Review: Under the Mask, Theatre Peckham

Playing at Theatre Peckham before a UK tour, Tamasha Theatre’s Under the Mask – written by a junior doctor – is a haunting revisit of the early days of the pandemic

“I’m telling you now I don’t feel safe”

Given that you can’t help but expect that there’s going to be a whole lotta COVID plays coming along soon, there’s a balancing act to be made about the approach to a global pandemic that is still very much a clear and present danger. Under the Mask takes the route of almost documentary realism as junior doctor and new writer Shaan Sahota very much writes what she knows.
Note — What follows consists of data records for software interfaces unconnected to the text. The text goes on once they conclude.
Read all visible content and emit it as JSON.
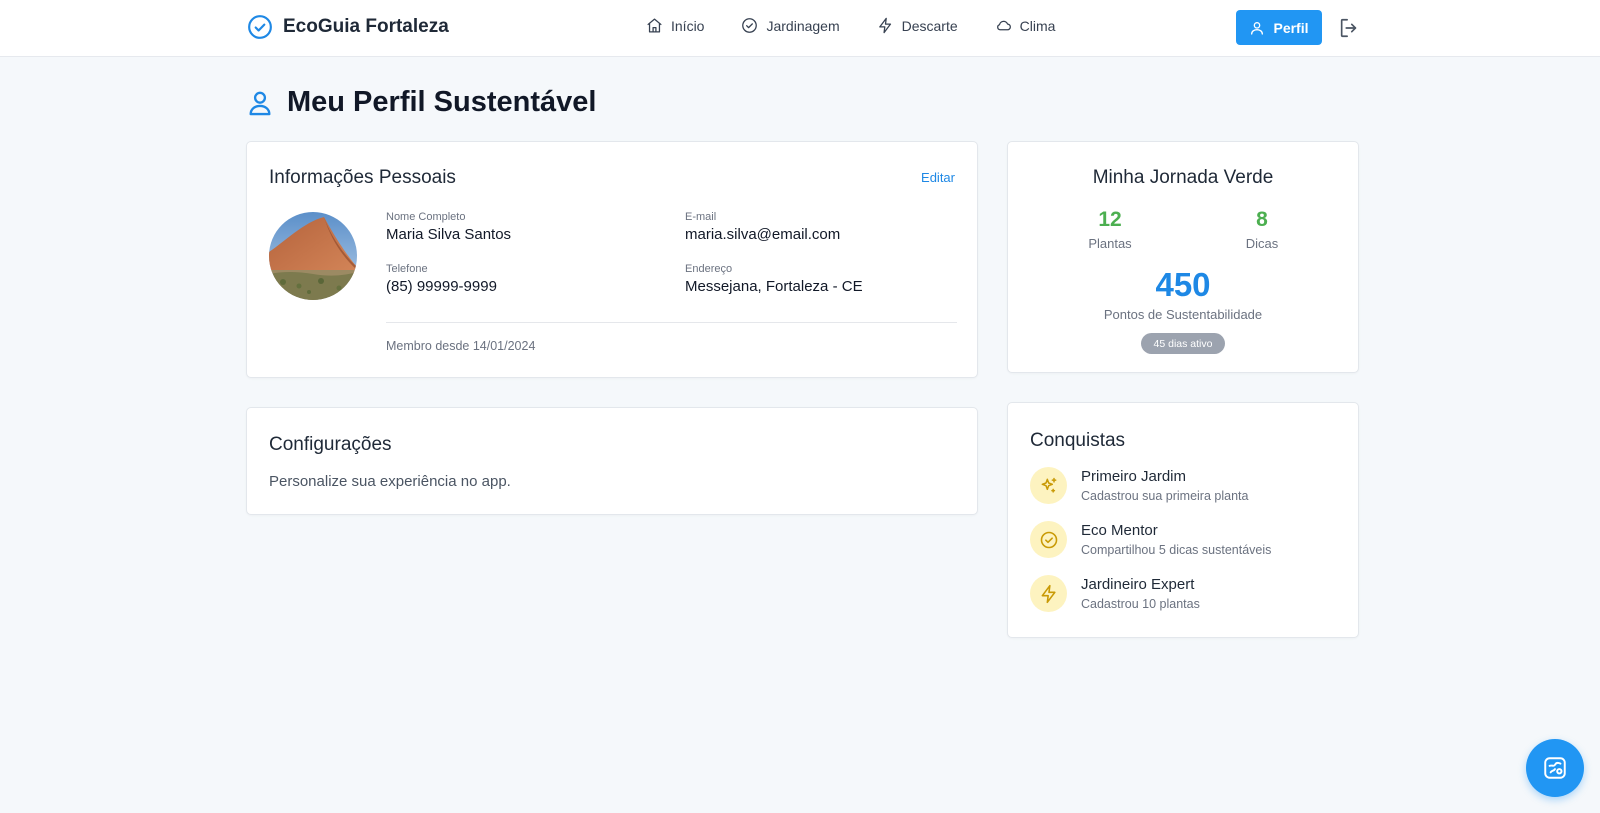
{
  "header": {
    "brand": "EcoGuia Fortaleza",
    "nav": [
      {
        "label": "Início",
        "icon": "home-icon"
      },
      {
        "label": "Jardinagem",
        "icon": "check-circle-icon"
      },
      {
        "label": "Descarte",
        "icon": "lightning-icon"
      },
      {
        "label": "Clima",
        "icon": "cloud-icon"
      }
    ],
    "profile_label": "Perfil"
  },
  "page": {
    "title": "Meu Perfil Sustentável"
  },
  "personal": {
    "title": "Informações Pessoais",
    "edit_label": "Editar",
    "name_label": "Nome Completo",
    "name": "Maria Silva Santos",
    "email_label": "E-mail",
    "email": "maria.silva@email.com",
    "phone_label": "Telefone",
    "phone": "(85) 99999-9999",
    "address_label": "Endereço",
    "address": "Messejana, Fortaleza - CE",
    "member_since": "Membro desde 14/01/2024"
  },
  "settings": {
    "title": "Configurações",
    "description": "Personalize sua experiência no app."
  },
  "journey": {
    "title": "Minha Jornada Verde",
    "plants_count": "12",
    "plants_label": "Plantas",
    "tips_count": "8",
    "tips_label": "Dicas",
    "points": "450",
    "points_label": "Pontos de Sustentabilidade",
    "active_badge": "45 dias ativo"
  },
  "achievements": {
    "title": "Conquistas",
    "items": [
      {
        "name": "Primeiro Jardim",
        "desc": "Cadastrou sua primeira planta",
        "icon": "sparkles-icon"
      },
      {
        "name": "Eco Mentor",
        "desc": "Compartilhou 5 dicas sustentáveis",
        "icon": "check-circle-icon"
      },
      {
        "name": "Jardineiro Expert",
        "desc": "Cadastrou 10 plantas",
        "icon": "lightning-icon"
      }
    ]
  },
  "colors": {
    "primary": "#2196f3",
    "green": "#4caf50",
    "badge_bg": "#fdf3c0",
    "icon_gold": "#c99a06"
  }
}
A Tamasha and Oxford Playhouse co-production, opening its UK tour at Theatre Peckham, Under the Mask invites audiences to an audio experience, taking us back to the beginning of the first wave of the Coronavirus pandemic in the UK. Viewed through the scarcely believing eyes of newly qualified doctor Jaskaran who is fast-tracked onto the Intensive Care Unit, it’s a haunting tale of lived experience. Continue reading “Review: Under the Mask, Theatre Peckham”

Post-#Pride season round-up

As the dust settles on another season of Pride festivals with an ever-so-slightly contentious Manchester event, I thought I’d flag up a few pieces of LGBT+ content, trying my best to look outside the pale and male G part of the rainbow…

So in no particular order, you can go see Tomboy at the White Bear Theatre this week, book ahead for Stardust, and My Beautiful Laundrette, read reviews of Vita and Virginia off the big screen, Gentleman Jack, Queers and Years and Years off the TV,  The View UpStairs late of the Soho Theatre, Continue reading “Post-#Pride season round-up”

Short Film Review #48

Eclipse Theatre’s 10by10 project was a series of short films “exploding the myth of a homogenised Black British culture”, all directed by Dawn Walton but written by and starring a wide range of some of our most exciting writers and performers. Filmed in 10 different cities across the UK, the hometowns of the playwrights in fact, and each shot in a single day, these make a fascinating insight into a wider cross-section of British society that perhaps is normally seen. Part 2 of 2. Continue reading “Short Film Review #48”